At the beginning of the year, I started reading Six of Crows by Leigh Bardugo. It’s a big book, and I remember about halfway through I already started feeling nostalgic for it – already, I was preparing myself for the end of the book and aching to experience it again. Because its sequel comes out this Fall, I decided that I would let myself pick it up again at the end of the summer, so as to double as a mental refresher.  I moved on.

Immediately after finishing Six of Crows, I started Maggie Stiefvater’s The Raven Cycle, which I’ve already talked quite a bit about, and once again, I was struck with such awe over characters and prose of a type that I hadn’t encountered in so long – if ever. After I read the first three books, I found myself absolutely overcome with the need to stay in this world. Again, under the guise of a refresher, I decided to reread them mere months later, timing them precisely before the last book was released. It’s been forever since I’ve read a book twice, and I forgot how good it felt. I marked up what seemed like every (digital) page with highlights and notes. I began to see the early hints at plot twists to come. Best of all, I read more slowly then I did the first time. It was bliss.

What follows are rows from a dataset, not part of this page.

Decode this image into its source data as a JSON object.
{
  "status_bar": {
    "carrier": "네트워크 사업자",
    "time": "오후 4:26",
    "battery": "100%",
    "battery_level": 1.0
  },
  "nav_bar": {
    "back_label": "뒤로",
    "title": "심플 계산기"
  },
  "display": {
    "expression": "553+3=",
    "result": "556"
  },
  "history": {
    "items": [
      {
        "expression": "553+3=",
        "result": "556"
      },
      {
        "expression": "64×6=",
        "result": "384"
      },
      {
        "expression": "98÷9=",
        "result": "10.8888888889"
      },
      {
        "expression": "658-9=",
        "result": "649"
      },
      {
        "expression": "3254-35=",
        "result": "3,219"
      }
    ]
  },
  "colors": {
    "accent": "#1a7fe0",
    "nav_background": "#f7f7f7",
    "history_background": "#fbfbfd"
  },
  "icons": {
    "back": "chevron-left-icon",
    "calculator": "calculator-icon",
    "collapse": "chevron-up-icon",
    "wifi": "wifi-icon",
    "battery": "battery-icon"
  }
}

I’ve spent the last several weeks reading Harry Potter over again. I’d read the series countless times years ago, but I haven’t picked up the books at least since the last movie came out. Harry Potter was my first love, my first true understanding of the incredible capabilities of storytelling. It has been far too long. I’m on the Deathly Hallows now, and my mom keeps marveling at how the books still make me laugh out loud as though I were reading them for the first time. I can’t help it. J.K. Rowling’s brand of wit matches – and perhaps played a role in shaping – my own sense of humor. At the same time, I’ve also cried more rereading this series than I ever had the first several times around. With time comes, inevitably, perspective.

The first time I read a book, it’s a mad race to the finish, the burning need for satisfaction and completion. The second time, it becomes more savory. The anticipation is as sweet as the anticipated moment itself. The surprises that you forget to expect are doubly surprising, and doubly enjoyable. The characters are alive from the first page. Everything burns brighter

As a writer, rereading also comes with an additional filter. There’s more time to notice everything the author is doing, to identify the tools that make them successful, and the ways they fall short. It’s this kind of reading that really translates into better writing.

It’s something I’m going to do a lot more of.